* **AVAILABLE DATA**:
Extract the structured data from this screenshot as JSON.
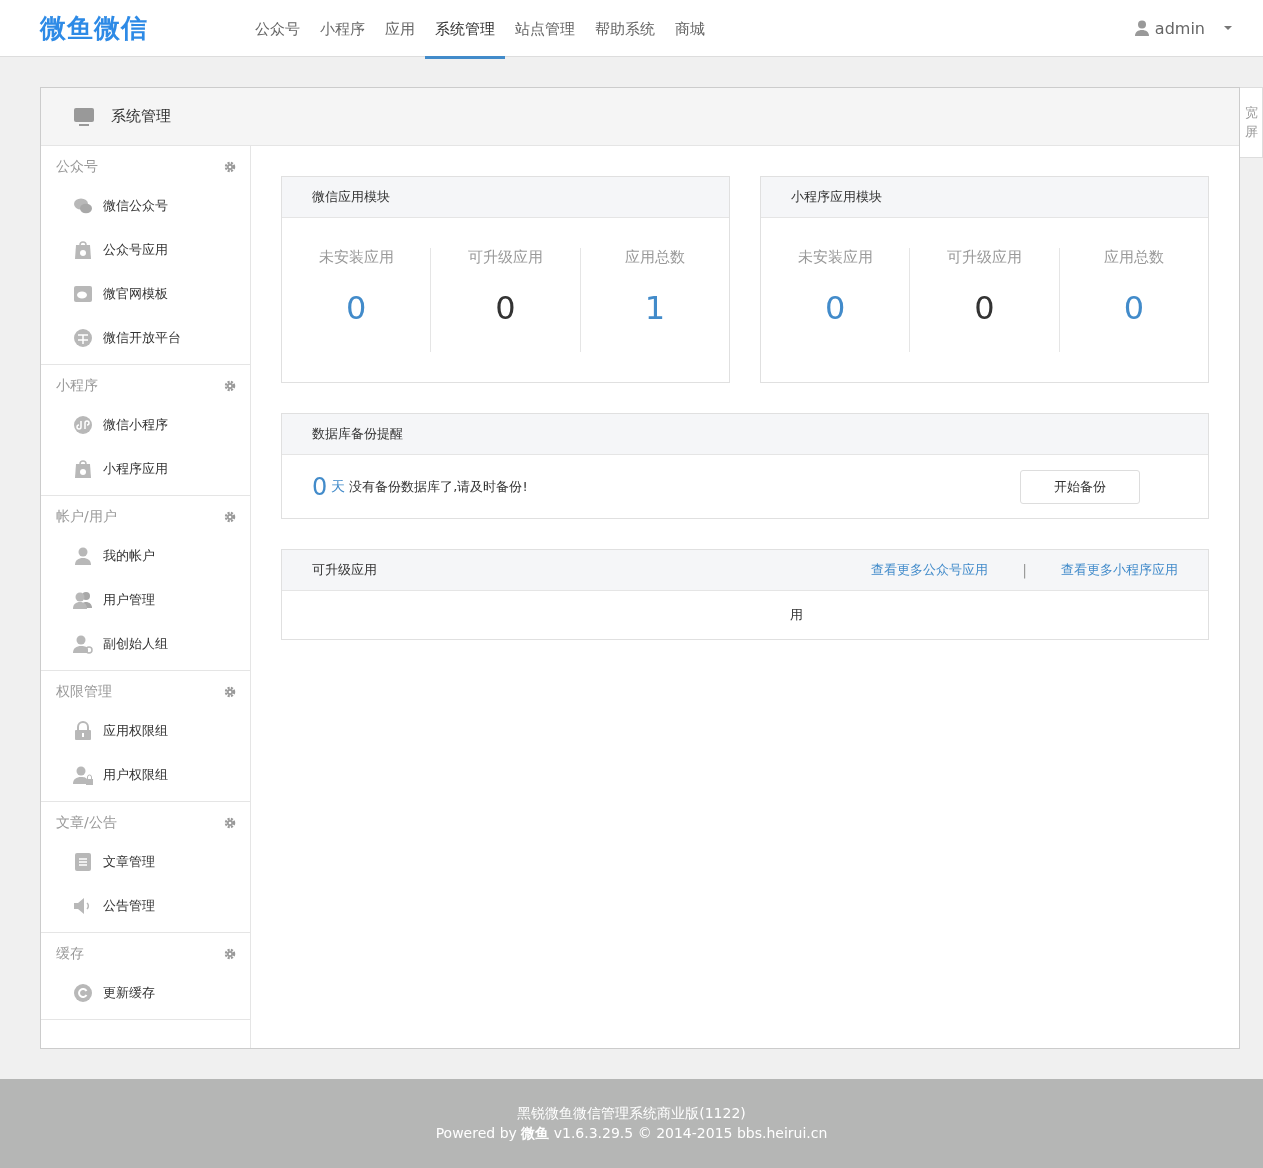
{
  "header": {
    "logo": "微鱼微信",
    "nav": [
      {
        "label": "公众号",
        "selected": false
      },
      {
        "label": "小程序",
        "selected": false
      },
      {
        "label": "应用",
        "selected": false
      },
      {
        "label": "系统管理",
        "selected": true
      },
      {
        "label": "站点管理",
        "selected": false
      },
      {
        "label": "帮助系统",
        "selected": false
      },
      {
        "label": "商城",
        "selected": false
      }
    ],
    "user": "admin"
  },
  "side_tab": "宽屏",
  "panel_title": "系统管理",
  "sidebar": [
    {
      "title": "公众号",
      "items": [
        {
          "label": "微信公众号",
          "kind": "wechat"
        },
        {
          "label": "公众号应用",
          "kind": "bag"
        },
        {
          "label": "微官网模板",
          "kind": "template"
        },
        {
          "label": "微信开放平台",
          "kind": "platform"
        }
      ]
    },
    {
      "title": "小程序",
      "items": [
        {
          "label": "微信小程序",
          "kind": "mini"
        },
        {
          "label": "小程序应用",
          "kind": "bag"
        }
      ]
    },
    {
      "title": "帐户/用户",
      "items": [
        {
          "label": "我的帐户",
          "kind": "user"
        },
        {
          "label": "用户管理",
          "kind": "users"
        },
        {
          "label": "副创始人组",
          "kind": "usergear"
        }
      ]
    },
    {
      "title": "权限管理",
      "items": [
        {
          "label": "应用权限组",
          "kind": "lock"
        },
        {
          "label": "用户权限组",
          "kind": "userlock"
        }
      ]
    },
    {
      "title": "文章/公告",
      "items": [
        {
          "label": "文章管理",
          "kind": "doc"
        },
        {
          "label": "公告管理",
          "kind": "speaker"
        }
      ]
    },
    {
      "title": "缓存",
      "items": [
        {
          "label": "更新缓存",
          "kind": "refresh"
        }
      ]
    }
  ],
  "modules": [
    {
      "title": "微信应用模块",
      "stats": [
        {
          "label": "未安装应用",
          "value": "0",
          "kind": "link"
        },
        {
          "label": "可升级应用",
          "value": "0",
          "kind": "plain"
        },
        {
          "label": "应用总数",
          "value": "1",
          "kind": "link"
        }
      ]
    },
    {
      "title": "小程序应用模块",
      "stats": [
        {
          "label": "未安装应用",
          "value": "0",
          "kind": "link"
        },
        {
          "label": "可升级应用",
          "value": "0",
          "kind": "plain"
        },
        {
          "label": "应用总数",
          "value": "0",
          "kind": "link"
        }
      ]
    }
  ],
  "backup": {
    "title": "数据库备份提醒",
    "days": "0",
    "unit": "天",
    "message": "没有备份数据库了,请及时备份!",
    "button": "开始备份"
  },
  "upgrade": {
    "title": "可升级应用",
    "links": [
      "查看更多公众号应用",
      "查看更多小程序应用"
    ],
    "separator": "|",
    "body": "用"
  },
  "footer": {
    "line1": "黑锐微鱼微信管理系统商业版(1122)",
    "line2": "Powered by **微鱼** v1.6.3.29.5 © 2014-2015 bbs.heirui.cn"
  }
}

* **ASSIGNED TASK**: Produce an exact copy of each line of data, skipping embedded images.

* **ANSWER TO THE PROBLEM**:
Extract the structured data from this screenshot as JSON.
{
  "header": {
    "logo": "微鱼微信",
    "nav": [
      {
        "label": "公众号",
        "selected": false
      },
      {
        "label": "小程序",
        "selected": false
      },
      {
        "label": "应用",
        "selected": false
      },
      {
        "label": "系统管理",
        "selected": true
      },
      {
        "label": "站点管理",
        "selected": false
      },
      {
        "label": "帮助系统",
        "selected": false
      },
      {
        "label": "商城",
        "selected": false
      }
    ],
    "user": "admin"
  },
  "side_tab": "宽屏",
  "panel_title": "系统管理",
  "sidebar": [
    {
      "title": "公众号",
      "items": [
        {
          "label": "微信公众号",
          "kind": "wechat"
        },
        {
          "label": "公众号应用",
          "kind": "bag"
        },
        {
          "label": "微官网模板",
          "kind": "template"
        },
        {
          "label": "微信开放平台",
          "kind": "platform"
        }
      ]
    },
    {
      "title": "小程序",
      "items": [
        {
          "label": "微信小程序",
          "kind": "mini"
        },
        {
          "label": "小程序应用",
          "kind": "bag"
        }
      ]
    },
    {
      "title": "帐户/用户",
      "items": [
        {
          "label": "我的帐户",
          "kind": "user"
        },
        {
          "label": "用户管理",
          "kind": "users"
        },
        {
          "label": "副创始人组",
          "kind": "usergear"
        }
      ]
    },
    {
      "title": "权限管理",
      "items": [
        {
          "label": "应用权限组",
          "kind": "lock"
        },
        {
          "label": "用户权限组",
          "kind": "userlock"
        }
      ]
    },
    {
      "title": "文章/公告",
      "items": [
        {
          "label": "文章管理",
          "kind": "doc"
        },
        {
          "label": "公告管理",
          "kind": "speaker"
        }
      ]
    },
    {
      "title": "缓存",
      "items": [
        {
          "label": "更新缓存",
          "kind": "refresh"
        }
      ]
    }
  ],
  "modules": [
    {
      "title": "微信应用模块",
      "stats": [
        {
          "label": "未安装应用",
          "value": "0",
          "kind": "link"
        },
        {
          "label": "可升级应用",
          "value": "0",
          "kind": "plain"
        },
        {
          "label": "应用总数",
          "value": "1",
          "kind": "link"
        }
      ]
    },
    {
      "title": "小程序应用模块",
      "stats": [
        {
          "label": "未安装应用",
          "value": "0",
          "kind": "link"
        },
        {
          "label": "可升级应用",
          "value": "0",
          "kind": "plain"
        },
        {
          "label": "应用总数",
          "value": "0",
          "kind": "link"
        }
      ]
    }
  ],
  "backup": {
    "title": "数据库备份提醒",
    "days": "0",
    "unit": "天",
    "message": "没有备份数据库了,请及时备份!",
    "button": "开始备份"
  },
  "upgrade": {
    "title": "可升级应用",
    "links": [
      "查看更多公众号应用",
      "查看更多小程序应用"
    ],
    "separator": "|",
    "body": "用"
  },
  "footer": {
    "line1": "黑锐微鱼微信管理系统商业版(1122)",
    "line2": "Powered by **微鱼** v1.6.3.29.5 © 2014-2015 bbs.heirui.cn"
  }
}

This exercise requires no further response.